Extracted records:
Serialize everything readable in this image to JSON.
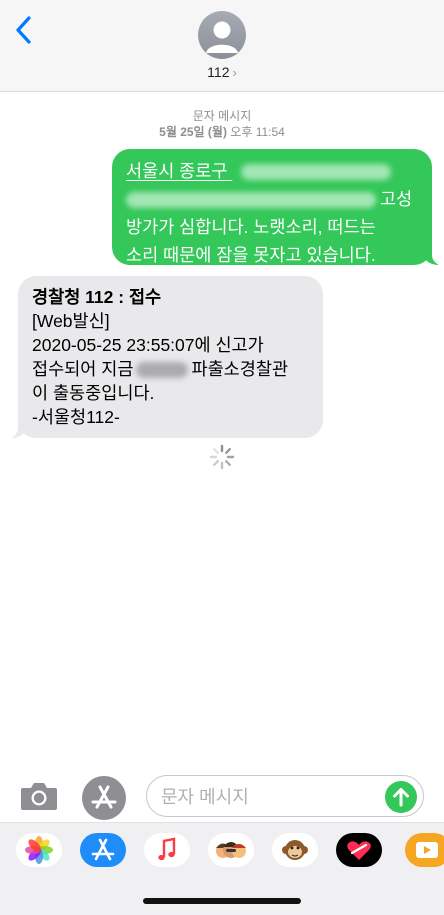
{
  "header": {
    "contact_name": "112",
    "chevron": "›"
  },
  "meta": {
    "label": "문자 메시지",
    "date": "5월 25일 (월)",
    "time": "오후 11:54"
  },
  "messages": {
    "outgoing": {
      "line1": "서울시 종로구",
      "line2_visible": "고성",
      "line3": "방가가 심합니다. 노랫소리, 떠드는",
      "line4": "소리 때문에 잠을 못자고 있습니다."
    },
    "incoming": {
      "title": "경찰청 112 : 접수",
      "line2": "[Web발신]",
      "line3": "2020-05-25 23:55:07에 신고가",
      "line4_a": "접수되어 지금",
      "line4_b": "파출소경찰관",
      "line5": "이 출동중입니다.",
      "line6": "-서울청112-"
    }
  },
  "composer": {
    "placeholder": "문자 메시지"
  },
  "icons": {
    "back": "chevron-left-icon",
    "camera": "camera-icon",
    "apps": "app-store-icon",
    "send": "arrow-up-icon",
    "tray": [
      "photos-icon",
      "app-store-icon",
      "music-icon",
      "memoji-icon",
      "monkey-animoji-icon",
      "digital-touch-icon",
      "video-app-icon"
    ]
  },
  "colors": {
    "accent_blue": "#007aff",
    "sms_green": "#34c759",
    "incoming_gray": "#e9e9eb"
  }
}
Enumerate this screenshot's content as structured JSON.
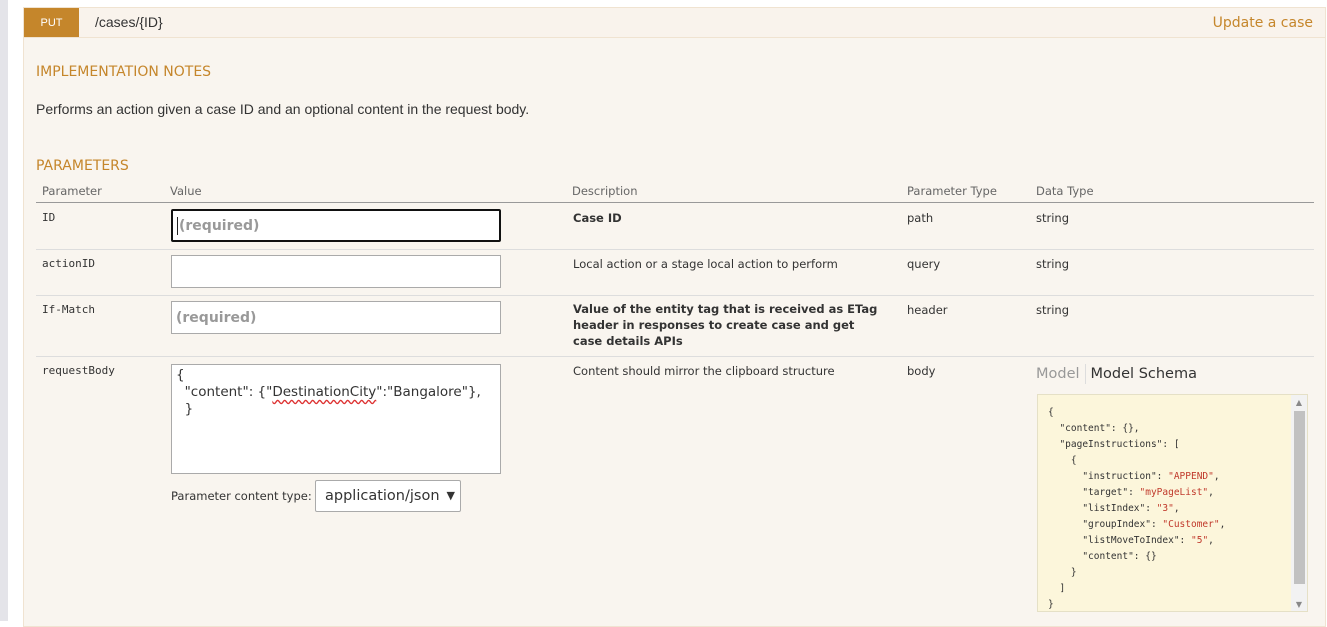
{
  "operation": {
    "method": "PUT",
    "path": "/cases/{ID}",
    "summary": "Update a case"
  },
  "implementation_notes": {
    "title": "IMPLEMENTATION NOTES",
    "text": "Performs an action given a case ID and an optional content in the request body."
  },
  "parameters": {
    "title": "PARAMETERS",
    "headers": {
      "parameter": "Parameter",
      "value": "Value",
      "description": "Description",
      "parameter_type": "Parameter Type",
      "data_type": "Data Type"
    },
    "rows": [
      {
        "name": "ID",
        "placeholder": "(required)",
        "description": "Case ID",
        "param_type": "path",
        "data_type": "string"
      },
      {
        "name": "actionID",
        "placeholder": "",
        "description": "Local action or a stage local action to perform",
        "param_type": "query",
        "data_type": "string"
      },
      {
        "name": "If-Match",
        "placeholder": "(required)",
        "description": "Value of the entity tag that is received as ETag header in responses to create case and get case details APIs",
        "param_type": "header",
        "data_type": "string"
      },
      {
        "name": "requestBody",
        "description": "Content should mirror the clipboard structure",
        "param_type": "body"
      }
    ],
    "request_body": {
      "line1": "{",
      "line2_prefix": "  \"content\": {\"",
      "line2_spell": "DestinationCity",
      "line2_suffix": "\":\"Bangalore\"},",
      "line3": "  }"
    },
    "content_type_label": "Parameter content type:",
    "content_type_value": "application/json",
    "model_tab": "Model",
    "model_schema_tab": "Model Schema",
    "schema": {
      "l1": "{",
      "l2": "  \"content\": {},",
      "l3": "  \"pageInstructions\": [",
      "l4": "    {",
      "l5k": "      \"instruction\": ",
      "l5v": "\"APPEND\"",
      "l5e": ",",
      "l6k": "      \"target\": ",
      "l6v": "\"myPageList\"",
      "l6e": ",",
      "l7k": "      \"listIndex\": ",
      "l7v": "\"3\"",
      "l7e": ",",
      "l8k": "      \"groupIndex\": ",
      "l8v": "\"Customer\"",
      "l8e": ",",
      "l9k": "      \"listMoveToIndex\": ",
      "l9v": "\"5\"",
      "l9e": ",",
      "l10": "      \"content\": {}",
      "l11": "    }",
      "l12": "  ]",
      "l13": "}"
    }
  }
}
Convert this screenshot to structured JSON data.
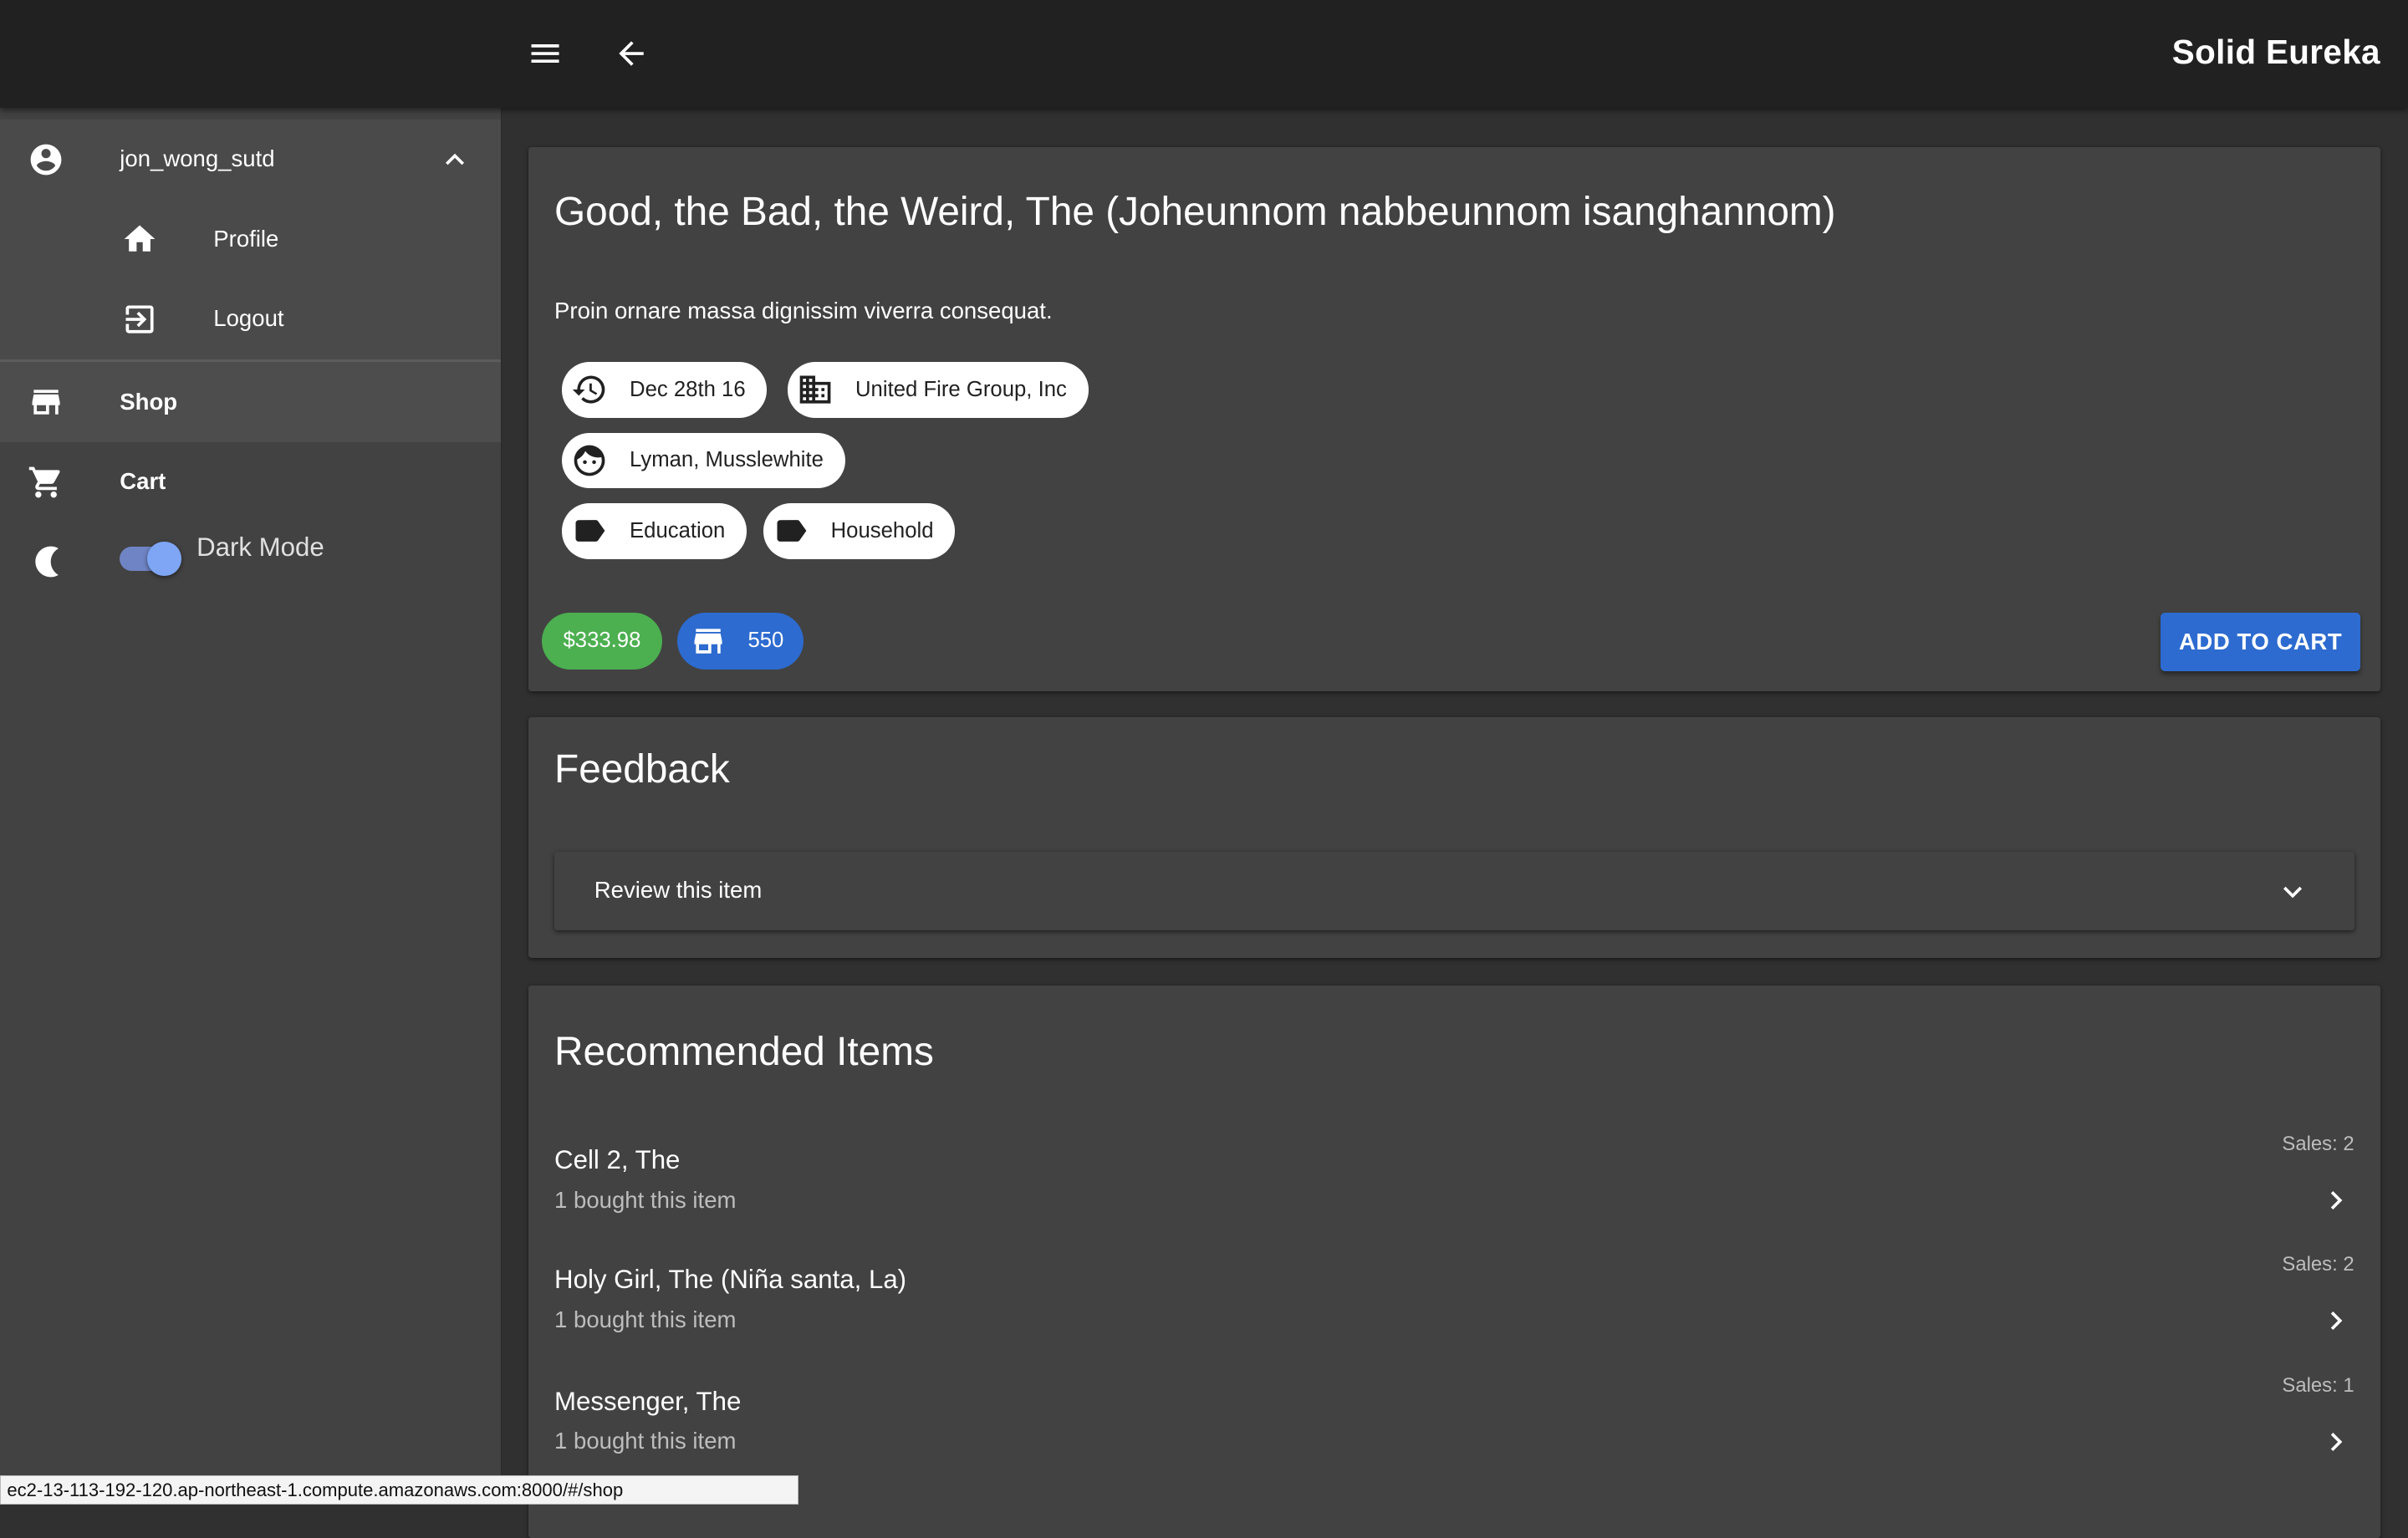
{
  "app": {
    "title": "Solid Eureka"
  },
  "drawer": {
    "username": "jon_wong_sutd",
    "profile_label": "Profile",
    "logout_label": "Logout",
    "shop_label": "Shop",
    "cart_label": "Cart",
    "dark_mode_label": "Dark Mode",
    "dark_mode_on": true
  },
  "product": {
    "title": "Good, the Bad, the Weird, The (Joheunnom nabbeunnom isanghannom)",
    "description": "Proin ornare massa dignissim viverra consequat.",
    "date": "Dec 28th 16",
    "company": "United Fire Group, Inc",
    "people": "Lyman, Musslewhite",
    "tags": [
      "Education",
      "Household"
    ],
    "price": "$333.98",
    "stock": "550",
    "add_to_cart_label": "ADD TO CART"
  },
  "feedback": {
    "title": "Feedback",
    "review_label": "Review this item"
  },
  "recommended": {
    "title": "Recommended Items",
    "items": [
      {
        "name": "Cell 2, The",
        "bought": "1 bought this item",
        "sales": "Sales: 2"
      },
      {
        "name": "Holy Girl, The (Niña santa, La)",
        "bought": "1 bought this item",
        "sales": "Sales: 2"
      },
      {
        "name": "Messenger, The",
        "bought": "1 bought this item",
        "sales": "Sales: 1"
      }
    ]
  },
  "statusbar": {
    "url": "ec2-13-113-192-120.ap-northeast-1.compute.amazonaws.com:8000/#/shop"
  },
  "colors": {
    "price_chip": "#4caf50",
    "accent_blue": "#2d6bd0",
    "toggle": "#7ea6f5"
  }
}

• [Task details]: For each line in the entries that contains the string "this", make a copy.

• [Solution to the problem]:
Serialize everything readable in this image to JSON.
Enumerate this screenshot's content as structured JSON.
Convert this screenshot to structured JSON data.
    "review_label": "Review this item"
        "bought": "1 bought this item",
        "bought": "1 bought this item",
        "bought": "1 bought this item",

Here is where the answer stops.